Digital, successful and happy? Tips for the new world of work
More freedom and flexibility: is digitalisation making the world of work easier and better? In reality, the new opportunities come at a price.
Relaxing chairs, slides and table football: we all know the pictures of the various Google offices where employees meet, relax and inspire each other. As head of HR, Caroline Knöri helped shape the working conditions at Google for seven years. She knows that despite all the freedoms, which are due in no small part to digitalisation, it's the results that ultimately count. For example, the company expected weekly progress reports from her and her colleagues, and her own performance as a leader was assessed semi-annually by her team.
The tech giant Google is no longer alone in offering very flexible working conditions; at least since the corona lockdown in 2020, the option of working from home has become a reality in most areas. Does this mean the employer loses control and has to place unlimited trust in employees without any guarantees? Caroline Knöri, who is now Head of HR at the investment group Vontobel, differentiates: "Since the financial crisis of 2008 at the latest, we have begun to rethink the word 'trust' in the world of work. The basic requirement is to believe in the good in people. At the same time, it's still important to send strong signals, always stay vigilant and ask questions. This provides a framework within which trust and cooperation can work."

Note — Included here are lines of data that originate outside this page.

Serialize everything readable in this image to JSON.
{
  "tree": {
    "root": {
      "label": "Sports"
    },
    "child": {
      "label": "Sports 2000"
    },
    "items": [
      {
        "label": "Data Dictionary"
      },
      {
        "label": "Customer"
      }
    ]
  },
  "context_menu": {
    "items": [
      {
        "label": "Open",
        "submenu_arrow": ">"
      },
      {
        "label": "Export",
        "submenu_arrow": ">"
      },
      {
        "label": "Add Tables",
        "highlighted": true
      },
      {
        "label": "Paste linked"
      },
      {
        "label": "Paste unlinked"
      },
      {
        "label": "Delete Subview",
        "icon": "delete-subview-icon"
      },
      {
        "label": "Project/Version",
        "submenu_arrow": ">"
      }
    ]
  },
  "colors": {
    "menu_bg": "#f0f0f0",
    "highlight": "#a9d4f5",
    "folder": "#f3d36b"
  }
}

"That all sounds very well," says Laurenz Meier, Professor of Work and Organizational Psychology at the University of Neuchâtel, "but often the rules of the game are not so clear to employees. They wonder: if I work from home, do I have to answer emails even at ten o'clock in the evening? Do flexible working hours mean that I have to be available all the time? Am I entering a grey area if I run the washing machine while I’m working?". If such issues are not clearly regulated, Meier says, the task of finding a balance between the company's interests and individual needs is simply passed on to the employees. As a consequence, Meier has observed in his research, they feel as if they were in a grey area in which the roles are blurred.
It's all a question of communication, Knöri counters. And admits that digitalisation and widespread working-from-home have increased the need for communication enormously. "Other than that, I'm not sure if companies expect more from their employees today than they used to," Knöri says, "but our understanding of successful collaboration has certainly changed." The formula "I give you my time, you give me money in return" no longer applies. Because employees don't see themselves as "passengers" in the company; instead they want to be involved and challenged and to see development opportunities for themselves.
Employees in management positions are increasingly becoming the focus of both HR departments and academic researchers. On this the HR manager and the researcher agree: leaders at all levels play a key role in today's workplace. In addition to their actual job, they also ensure that the needs of the company and those of the employees are met. At the same time, they need to motivate and inspire their teams, because ultimately it's performance that counts for companies.
After a sometimes difficult start to the research phase due to the pandemic, practically all projects have picked up speed and in many cases have even produced their first interim results. This was the time to bring together for the first time research and practice, to whom the results of a National Research Programme are addressed. At the first programme meeting, personalities from the circle of stakeholders formulated their theses, questions and expectations of NRP 77. Researchers reflected and countered. All in all, it was a day of intensive exchange.